Occasionally, some of the occupants of these cubicles would run out of reading material and let their creative minds run into artistic or literary mode. The partitions were made of terrazzo and the wooden doors painted in battleship grey, excellent mediums for writing in pencil or biro. Consequently, the walls and backs of doors were very soon covered with all sorts of graffiti; much of it very clever, some of it rather crude. All of it made interesting reading if you failed to bring your own.
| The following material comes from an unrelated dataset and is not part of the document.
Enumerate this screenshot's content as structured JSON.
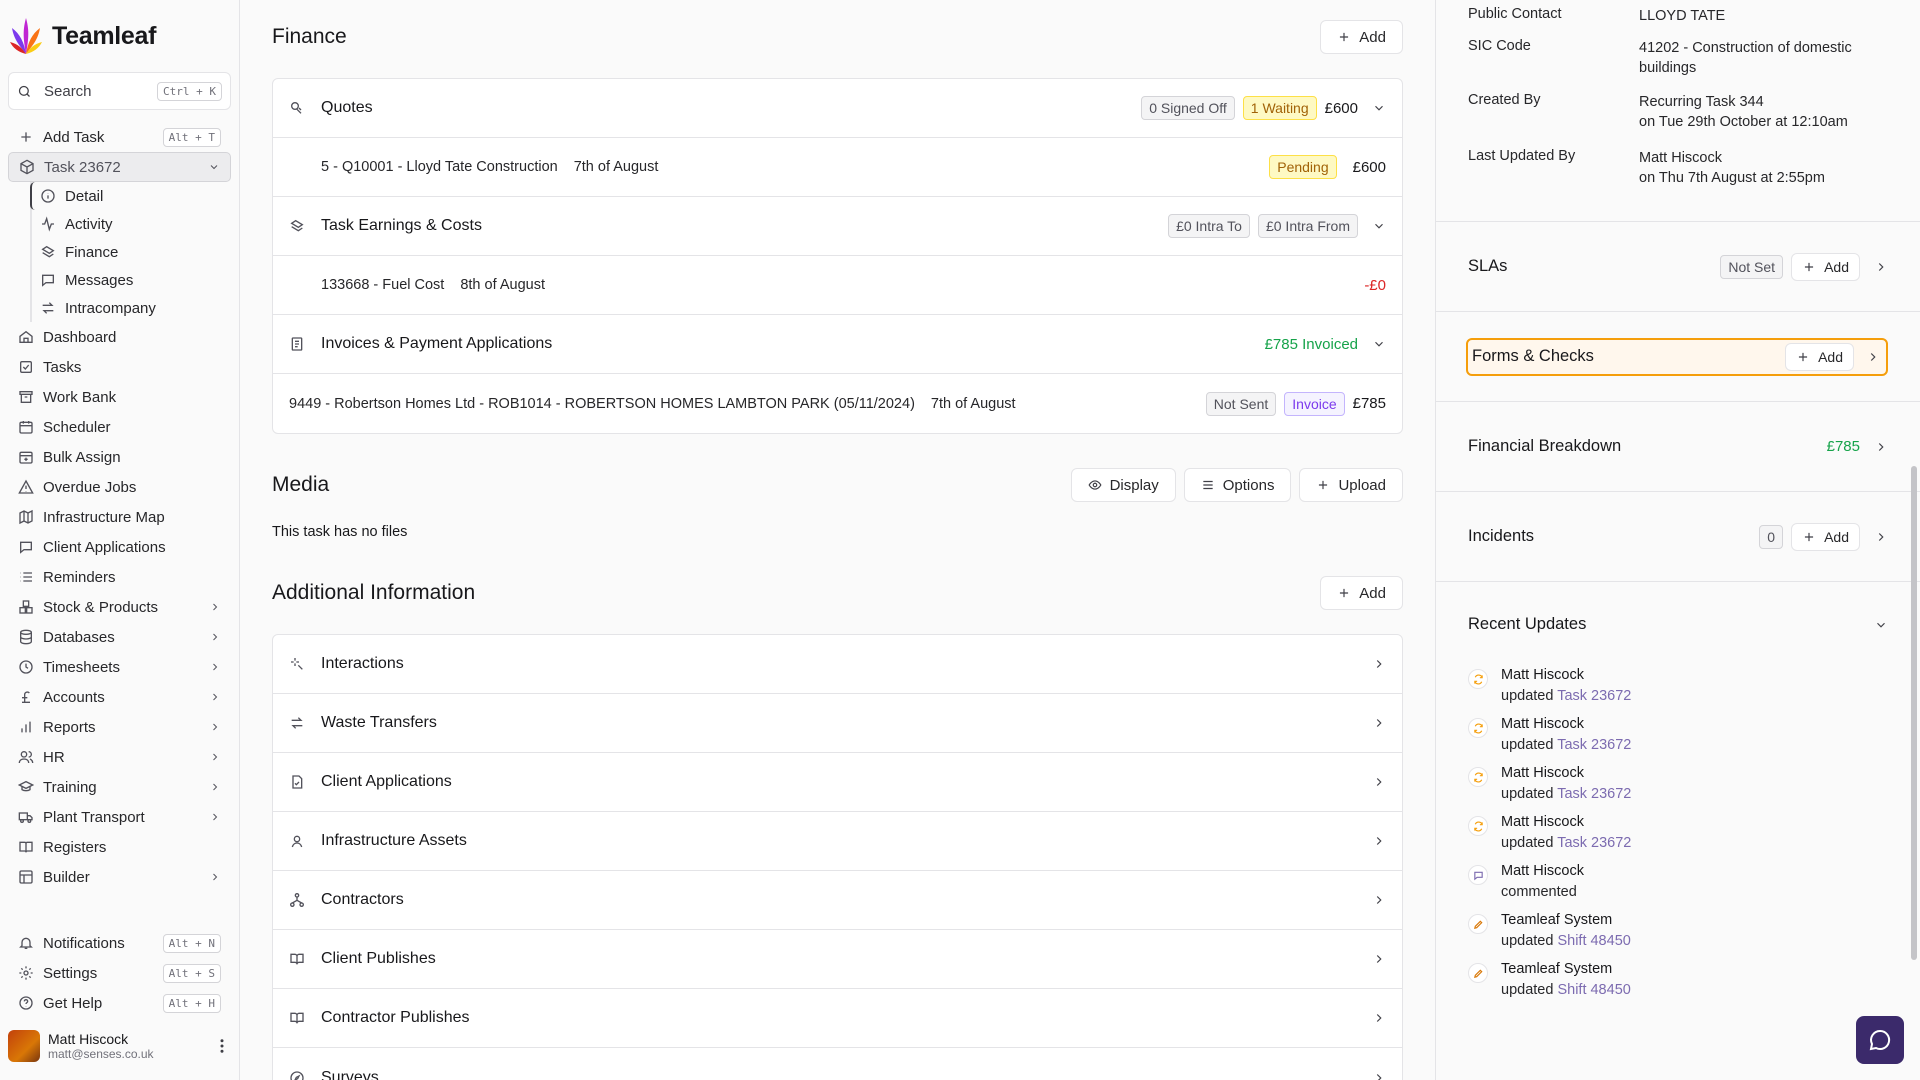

Towards the end of the year in 1957, I was invited to participate in the sea trials of HMAS Quiberon, which had been built in England. She served in various parts of the world during WW II and after. From 1950 to 1957 she was converted from a destroyer to a fast anti-submarine frigate and it was during her sea trials prior to commissioning that I had the thrill of participating as an observer with no onboard duties.
It was on one of those beautiful December days with the clear blue water reflecting a cloudless sky that we steamed up and down the coast from Port Hacking to Broken Bay. The sea was calm with just a slight swell but when we came to the extremities of the run a high speed turn would cause the ship to heel so that we idle passengers who had been enjoying the coastal views had to hang on as the water almost reached the gunwales. Bread rolls and salad were served from the galley at lunch and eaten on the sunny deck while the trials continued until we finally berthed back at Garden Island in the late afternoon.
I completed my five-year apprenticeship at Garden Island on 5th January 1959 and continued as a tradesman for another two years. During my final year Ray Bench retired and Arthur Myatt became foreman. Dick Bentley had moved to being charge hand and it looked like quite a few years ahead before either position would open up to me. I left Garden Island for a career in the aluminium industry but my eight years at the Naval Dockyard left me with wonderful memories of great friends and with a raft of lifetime skills.
Editor: Our records show a list of those completing apprenticeships at Garden Island Dockyard in 1959, with 56 apprentices completng training covering 12 trades.